It took parents 17 years to overturn the tragic 1989 curriculum mistake made by so-called education experts who demanded that schools abandon traditional mathematics in favor of unproven approaches. The National Council of Teachers of Mathematics finally reversed course on Sept. 12 and admitted that elementary schools really should teach arithmetic, after all.Several points need to be made here.
The new report called "Curriculum Focal Points for Pre-kindergarten Through Grade 8 Mathematics" is a back-to-basics victory that rejects the type of math curricula that parents had derided as "fuzzy math" or "rain forest math." Experts preferred such hoity-toity titles as "New New Math," "Connected Math," "Chicago Math," "Core-Plus Math," "Whole Math," "Interactive Math" or "Integrated Math."
Whatever the title, these curricula imbedded the notion that estimates are acceptable in lieu of accurate answers to math problems so long as students feel good about what they are doing and can think up a reason for doing it. Fuzzy curricula were big on discussion, coloring, playing games, and early use of calculators.
The 1989 report, which gives the word "standards" a bad name, flatly opposed drilling students in basic math facts, taught that memorization of math facts was bad, and failed to systematically build from one math concept to another. Children were encouraged to "discover" math on their own, construct their own math language, and flounder with their own approaches to solving problems.
This silliness is based on the false notion that children can develop a deeper understanding of mathematics when they invent their own methods for performing basic calculations.
Despite widespread parental opposition, in October 1999 Bill Clinton's Department of Education officially endorsed 10 new math courses, based on the 1989 "standards," for grades K-12, calling them "exemplary" or "promising." Local school districts were urged to adopt one of them, and were baited with federal money inducements.
One department-approved "exemplary" course, "MathLand," directed children to meet in small groups and invent their own ways to add, subtract, multiply and divide. It's too bad the kids weren't told that wiser adults have already discovered how to do all those basic computations rapidly and accurately.

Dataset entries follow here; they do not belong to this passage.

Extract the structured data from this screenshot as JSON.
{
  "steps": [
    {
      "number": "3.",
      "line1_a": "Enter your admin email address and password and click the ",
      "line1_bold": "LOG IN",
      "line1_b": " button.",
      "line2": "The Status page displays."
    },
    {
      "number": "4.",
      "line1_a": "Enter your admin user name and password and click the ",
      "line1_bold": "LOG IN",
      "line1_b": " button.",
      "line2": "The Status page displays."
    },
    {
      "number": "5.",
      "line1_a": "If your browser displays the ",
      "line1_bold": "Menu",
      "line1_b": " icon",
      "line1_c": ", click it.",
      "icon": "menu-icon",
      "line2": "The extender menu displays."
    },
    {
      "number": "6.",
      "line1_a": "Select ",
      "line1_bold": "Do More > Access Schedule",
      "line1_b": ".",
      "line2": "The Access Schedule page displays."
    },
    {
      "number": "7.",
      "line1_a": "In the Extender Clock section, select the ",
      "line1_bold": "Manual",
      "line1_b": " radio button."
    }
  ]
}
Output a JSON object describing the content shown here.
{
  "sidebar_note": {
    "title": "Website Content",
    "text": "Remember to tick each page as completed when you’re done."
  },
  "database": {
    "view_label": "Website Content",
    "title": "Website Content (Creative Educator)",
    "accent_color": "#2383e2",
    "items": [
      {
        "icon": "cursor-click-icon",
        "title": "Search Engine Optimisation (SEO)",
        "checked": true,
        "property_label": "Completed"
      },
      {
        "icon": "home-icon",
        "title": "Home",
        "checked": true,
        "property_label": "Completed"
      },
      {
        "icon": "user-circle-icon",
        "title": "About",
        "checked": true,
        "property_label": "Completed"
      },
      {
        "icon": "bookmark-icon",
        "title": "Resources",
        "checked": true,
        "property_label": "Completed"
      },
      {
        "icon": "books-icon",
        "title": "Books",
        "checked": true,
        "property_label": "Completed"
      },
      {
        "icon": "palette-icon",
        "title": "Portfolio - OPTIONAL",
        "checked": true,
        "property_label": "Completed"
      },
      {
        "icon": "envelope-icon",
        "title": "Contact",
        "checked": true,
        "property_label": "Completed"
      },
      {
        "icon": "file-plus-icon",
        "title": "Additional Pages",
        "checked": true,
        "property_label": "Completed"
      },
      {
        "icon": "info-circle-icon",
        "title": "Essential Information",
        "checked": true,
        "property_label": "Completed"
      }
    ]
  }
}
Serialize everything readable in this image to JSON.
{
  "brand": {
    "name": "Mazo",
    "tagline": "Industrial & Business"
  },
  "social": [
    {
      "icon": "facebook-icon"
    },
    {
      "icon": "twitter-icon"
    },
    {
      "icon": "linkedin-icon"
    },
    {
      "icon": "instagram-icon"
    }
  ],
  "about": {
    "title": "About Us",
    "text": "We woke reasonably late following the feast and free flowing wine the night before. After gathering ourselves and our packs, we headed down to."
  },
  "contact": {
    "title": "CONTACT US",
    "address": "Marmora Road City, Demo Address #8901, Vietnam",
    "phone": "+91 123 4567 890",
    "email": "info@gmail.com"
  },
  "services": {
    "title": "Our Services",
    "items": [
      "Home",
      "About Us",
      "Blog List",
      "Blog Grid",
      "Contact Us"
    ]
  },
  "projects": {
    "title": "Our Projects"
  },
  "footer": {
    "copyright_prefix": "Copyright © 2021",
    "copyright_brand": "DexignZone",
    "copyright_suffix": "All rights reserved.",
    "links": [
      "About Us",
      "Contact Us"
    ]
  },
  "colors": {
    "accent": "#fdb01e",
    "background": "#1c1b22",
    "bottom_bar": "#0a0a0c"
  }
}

It wasn't only parents who quickly sized up fuzzy math curricula as subtracting rather than adding to the skills of schoolchildren. On Nov. 18, 1999, more than 200 prestigious mathematicians and scholars, including four Nobel laureates and two winners of the Fields Medal, the highest math honor, published a full-page ad in the Washington Post criticizing the "exemplary" curricula.
But Clinton's Education Secretary Richard Riley refused to back away from the department's endorsements and the 1989 "standards" adopted by the National Council of Teachers of Mathematics.
With such vague parameters for courses in math, trendy instructors began advancing their political agenda by injecting ethnic studies into math textbooks. Some taught what Diane Ravitch calls "ethnomathematics," the far out notion that traditional math is too Western and therefore students should be taught in ways that relate to their ancestral culture.
The diversion of math into the teaching of political correctness was illustrated by the "anti-racist multicultural math" curriculum adopted by Newton, Mass. It's no wonder that test scores dropped after this "math" curriculum's top priority became "Respect for Human Differences."
First, it's interesting to note that every progressive education fad is an unmitigated disaster.
Second, if you ever doubt that there's anything good that liberals won't destroy, remember "ethnomathematics" and "rainforest math."
Third, this sort of thing can only happen in a socialist government monopoly. As Schlafly points out, parents hated this all along. If they could choose where their children went to school, they would choose schools that used the traditional approach to math. This would force the other schools to cancel "new new math." Thanks to our government monopoly, people's only choice was to pay thousands of dollars to send their children to private schools. Of course, now millions of parents are homeschooling, and the number continues to increase.
Fourth, there is a subtext to this story that even Schlafly doesn't pick up on. Remember, we are talking about two different approaches to learning mathematics. In the first, a teacher drills the children until they have memorized basic facts. In the second, the children discuss the subject amongst themselves and try to discover it without the teacher's help. The other thing you need to know is that teachers' unions have a significant amount of influence over what is taught in the classroom.
Think on this: which of the two approaches are they more likely to favor?
Ding! Time's up. Set down your pencils.
Of course, the union will favor the approach in which the teacher does less work. As union boss Al Shanker once said, "When school children start paying union dues, that 's when I'll start representing the interests of school children." This goes a long way to explain the popularity of "whole math."